“You could either force it or do it by agreement,” Guadagno said.
Murphy, meanwhile, went right back to the school-funding issue, and also talked about affordable housing and encouraging more shared services.
“I think you can incent school districts and communities to share services as opposed to hitting them over the head with a stick,” Murphy said.
The debate also covered a lot of ground on other issues, including gun violence and ways to prevent mass shootings like the recent massacre in Las Vegas, where a lone gunman killed 58 and wounded more than 500.
Murphy bragged about having an “F” rating from the powerful National Rifle Association, and said he would do more to keep guns from getting in the hands of violent criminals, improve background checks, and work harder to keep weapons from coming into New Jersey from other states.

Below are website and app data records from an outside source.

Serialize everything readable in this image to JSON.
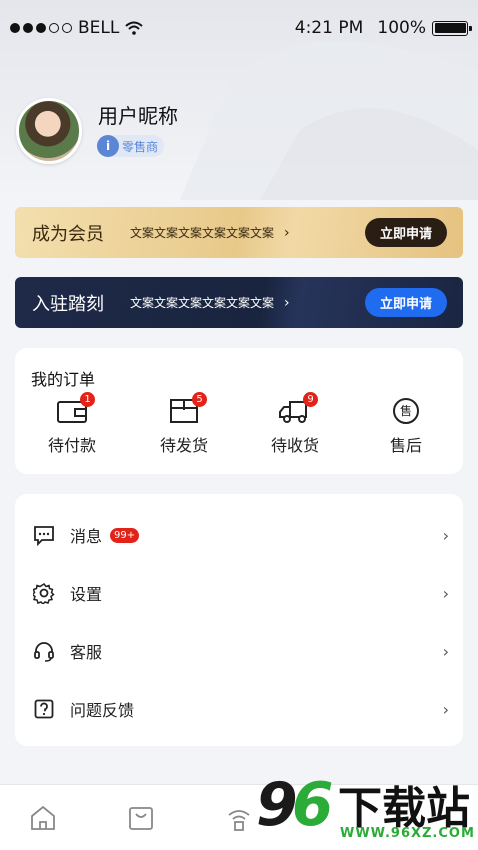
{
  "status_bar": {
    "carrier": "BELL",
    "time": "4:21 PM",
    "battery": "100%",
    "signal_bars_filled": 3,
    "signal_bars_total": 5
  },
  "profile": {
    "nickname": "用户昵称",
    "role_icon_text": "i",
    "role": "零售商"
  },
  "member_banner": {
    "title": "成为会员",
    "desc": "文案文案文案文案文案文案",
    "chevron": "›",
    "button": "立即申请"
  },
  "join_banner": {
    "title": "入驻踏刻",
    "desc": "文案文案文案文案文案文案",
    "chevron": "›",
    "button": "立即申请"
  },
  "orders": {
    "title": "我的订单",
    "items": [
      {
        "label": "待付款",
        "badge": "1",
        "icon": "wallet-icon"
      },
      {
        "label": "待发货",
        "badge": "5",
        "icon": "package-icon"
      },
      {
        "label": "待收货",
        "badge": "9",
        "icon": "truck-icon"
      },
      {
        "label": "售后",
        "badge": "",
        "icon": "after-sale-icon",
        "icon_text": "售"
      }
    ]
  },
  "menu": {
    "items": [
      {
        "label": "消息",
        "badge": "99+",
        "icon": "message-icon"
      },
      {
        "label": "设置",
        "badge": "",
        "icon": "gear-icon"
      },
      {
        "label": "客服",
        "badge": "",
        "icon": "headset-icon"
      },
      {
        "label": "问题反馈",
        "badge": "",
        "icon": "question-icon"
      }
    ],
    "arrow": "›"
  },
  "tabbar": {
    "icons": [
      "home-icon",
      "bag-icon",
      "broadcast-icon"
    ]
  },
  "watermark": {
    "digit1": "9",
    "digit2": "6",
    "text": "下载站",
    "url": "WWW.96XZ.COM"
  },
  "colors": {
    "gold_button": "#2a1e14",
    "navy_button": "#1f6cf0",
    "badge": "#e2231a",
    "role": "#5b86d6",
    "watermark_green": "#2bab37"
  }
}
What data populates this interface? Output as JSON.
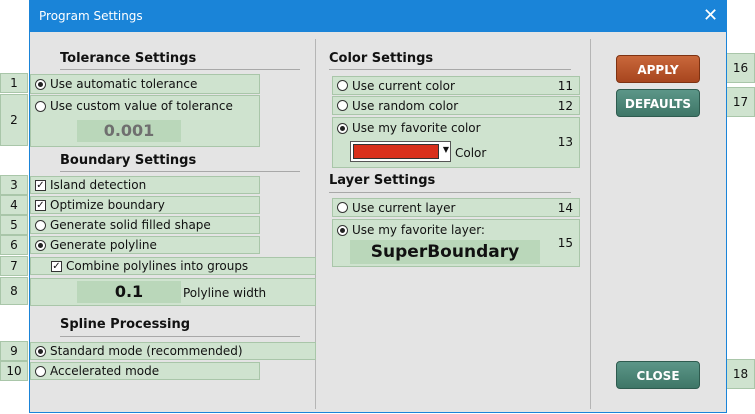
{
  "window": {
    "title": "Program Settings",
    "close_glyph": "✕"
  },
  "tolerance": {
    "title": "Tolerance Settings",
    "auto_label": "Use automatic tolerance",
    "custom_label": "Use custom value of tolerance",
    "custom_value": "0.001",
    "selected": "auto"
  },
  "boundary": {
    "title": "Boundary Settings",
    "island_label": "Island detection",
    "optimize_label": "Optimize boundary",
    "solid_label": "Generate solid filled shape",
    "polyline_label": "Generate polyline",
    "combine_label": "Combine polylines into groups",
    "width_value": "0.1",
    "width_label": "Polyline width"
  },
  "spline": {
    "title": "Spline Processing",
    "standard_label": "Standard mode (recommended)",
    "accelerated_label": "Accelerated mode"
  },
  "color": {
    "title": "Color Settings",
    "current_label": "Use current color",
    "random_label": "Use random color",
    "favorite_label": "Use my favorite color",
    "swatch_label": "Color",
    "swatch_color": "#d9301c"
  },
  "layer": {
    "title": "Layer Settings",
    "current_label": "Use current layer",
    "favorite_label": "Use my favorite layer:",
    "favorite_value": "SuperBoundary"
  },
  "buttons": {
    "apply": "APPLY",
    "defaults": "DEFAULTS",
    "close": "CLOSE"
  },
  "markers": {
    "m1": "1",
    "m2": "2",
    "m3": "3",
    "m4": "4",
    "m5": "5",
    "m6": "6",
    "m7": "7",
    "m8": "8",
    "m9": "9",
    "m10": "10",
    "m11": "11",
    "m12": "12",
    "m13": "13",
    "m14": "14",
    "m15": "15",
    "m16": "16",
    "m17": "17",
    "m18": "18"
  }
}
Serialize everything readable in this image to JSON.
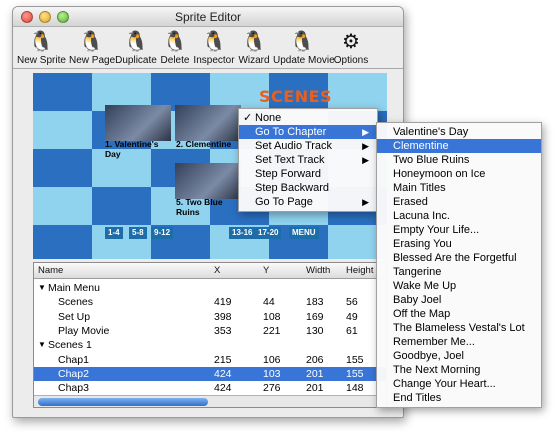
{
  "window": {
    "title": "Sprite Editor"
  },
  "toolbar": [
    {
      "label": "New Sprite",
      "icon": "penguin-new-sprite-icon",
      "glyph": "🐧"
    },
    {
      "label": "New Page",
      "icon": "penguin-new-page-icon",
      "glyph": "🐧"
    },
    {
      "label": "Duplicate",
      "icon": "penguins-duplicate-icon",
      "glyph": "🐧"
    },
    {
      "label": "Delete",
      "icon": "penguin-delete-icon",
      "glyph": "🐧"
    },
    {
      "label": "Inspector",
      "icon": "penguin-inspector-icon",
      "glyph": "🐧"
    },
    {
      "label": "Wizard",
      "icon": "penguin-wizard-icon",
      "glyph": "🐧"
    },
    {
      "label": "Update Movie",
      "icon": "penguin-update-movie-icon",
      "glyph": "🐧"
    },
    {
      "label": "Options",
      "icon": "options-sliders-icon",
      "glyph": "⚙"
    }
  ],
  "preview": {
    "title": "SCENES",
    "thumbnails": [
      {
        "label": "1. Valentine's Day"
      },
      {
        "label": "2. Clementine"
      },
      {
        "label": "5. Two Blue Ruins"
      }
    ],
    "nav": [
      "1-4",
      "5-8",
      "9-12",
      "13-16",
      "17-20",
      "MENU"
    ]
  },
  "table": {
    "columns": [
      "Name",
      "X",
      "Y",
      "Width",
      "Height"
    ],
    "rows": [
      {
        "name": "Main Menu",
        "group": true,
        "x": "",
        "y": "",
        "w": "",
        "h": ""
      },
      {
        "name": "Scenes",
        "group": false,
        "x": "419",
        "y": "44",
        "w": "183",
        "h": "56"
      },
      {
        "name": "Set Up",
        "group": false,
        "x": "398",
        "y": "108",
        "w": "169",
        "h": "49"
      },
      {
        "name": "Play Movie",
        "group": false,
        "x": "353",
        "y": "221",
        "w": "130",
        "h": "61"
      },
      {
        "name": "Scenes 1",
        "group": true,
        "x": "",
        "y": "",
        "w": "",
        "h": ""
      },
      {
        "name": "Chap1",
        "group": false,
        "x": "215",
        "y": "106",
        "w": "206",
        "h": "155"
      },
      {
        "name": "Chap2",
        "group": false,
        "selected": true,
        "x": "424",
        "y": "103",
        "w": "201",
        "h": "155"
      },
      {
        "name": "Chap3",
        "group": false,
        "x": "424",
        "y": "276",
        "w": "201",
        "h": "148"
      }
    ]
  },
  "context_menu": {
    "items": [
      {
        "label": "None",
        "checked": true,
        "submenu": false
      },
      {
        "label": "Go To Chapter",
        "highlighted": true,
        "submenu": true
      },
      {
        "label": "Set Audio Track",
        "submenu": true
      },
      {
        "label": "Set Text Track",
        "submenu": true
      },
      {
        "label": "Step Forward",
        "submenu": false
      },
      {
        "label": "Step Backward",
        "submenu": false
      },
      {
        "label": "Go To Page",
        "submenu": true
      }
    ],
    "check_glyph": "✓",
    "arrow_glyph": "▶"
  },
  "chapter_menu": {
    "items": [
      "Valentine's Day",
      "Clementine",
      "Two Blue Ruins",
      "Honeymoon on Ice",
      "Main Titles",
      "Erased",
      "Lacuna Inc.",
      "Empty Your Life...",
      "Erasing You",
      "Blessed Are the Forgetful",
      "Tangerine",
      "Wake Me Up",
      "Baby Joel",
      "Off the Map",
      "The Blameless Vestal's Lot",
      "Remember Me...",
      "Goodbye, Joel",
      "The Next Morning",
      "Change Your Heart...",
      "End Titles"
    ],
    "highlighted_index": 1
  },
  "colors": {
    "selection": "#3875d7",
    "movie_bg": "#58b8e0",
    "scenes_title": "#e76020"
  }
}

“I am strongly of the opinion that I would sign all of the gun-safety laws that have been vetoed by the Christie-Guadagno administration,” Murphy said.
That led to a response from Guadagno, who said the issue of gun violence “is not a political problem.”
“I don’t believe the answer is to take guns out of the hands of honest, law-abiding citizens,” she said.
But it was the discussions of immigration and Weinstein that drew maybe the strongest accusations among the two candidates. Murphy is a former finance chair for the Democratic National Committee, which has accepted donations from Weinstein, who is now being accused of sexual harassment and making unwanted sexual advances on numerous women. Guadagno charged that Murphy has not been aggressive enough in coming forward to condemn Weinstein.
“I want to call Phil Murphy a coward,” Guadagno said. “Shame on him for not coming forward earlier.”
Murphy, meanwhile, pounced during a discussion about so-called dreamers — undocumented immigrants who were brought to the U.S. at a young age by their parents. The dreamers had been protected for years from deportation by an executive order signed by former President Barack Obama, but Trump rescinded the order last month, leaving theof roughly 22,000 New Jersey residents in question. When Guadagno moved from talking about the dreamers to crimes committed by undocumented immigrants in general, Murphy said she was committing the same error as Trump by effectively stereotyping all undocumented immigrants as criminals.
“With all due respect, let’s not tell half-truths or untruths about any of this,” Murphy said.
“You pit ‘us’ against ‘them.’ You cast a pall over entire communities of people. That is un-American,” he went on to say.
As the debate wrapped up, both candidates focused again on policy-oriented messages, with Guadagno using her time to portray the November 7 election as one that will determine whether the state will continue to be affordable for most New Jersey families.
“It’s about making New Jersey a place where we can afford to live again,” she said.
For his part, Murphy cast the decision before voters as one of “turning the page” to a different brand of leadership after nearly eight years under Christie and Guadagno.
“We can turn the page, we can change leadership, leadership that celebrates and rebuilds the middle class, and the bridge into the middle class,” Murphy said.
After the debate ended, both candidates spoke separately with reporters about their experiences on the stage. Guadagno was also pressed to answer why she bragged about some elements of Christie’s record, including an improved unemployment rate, but distanced herself from most others, and Murphy was challenged to explain whether he did enough to ease concerns about property taxes, which polls show is the top issue this year for voters. And when asked how they thought they fared overall, Guadagno responded by saying she “loved every single second of it,” and Murphy said “we got our message out, we held our own.”
The two candidates will debate for a final time on October 18 at William Paterson University, and voters will go to the polls to decide the contest on November 7.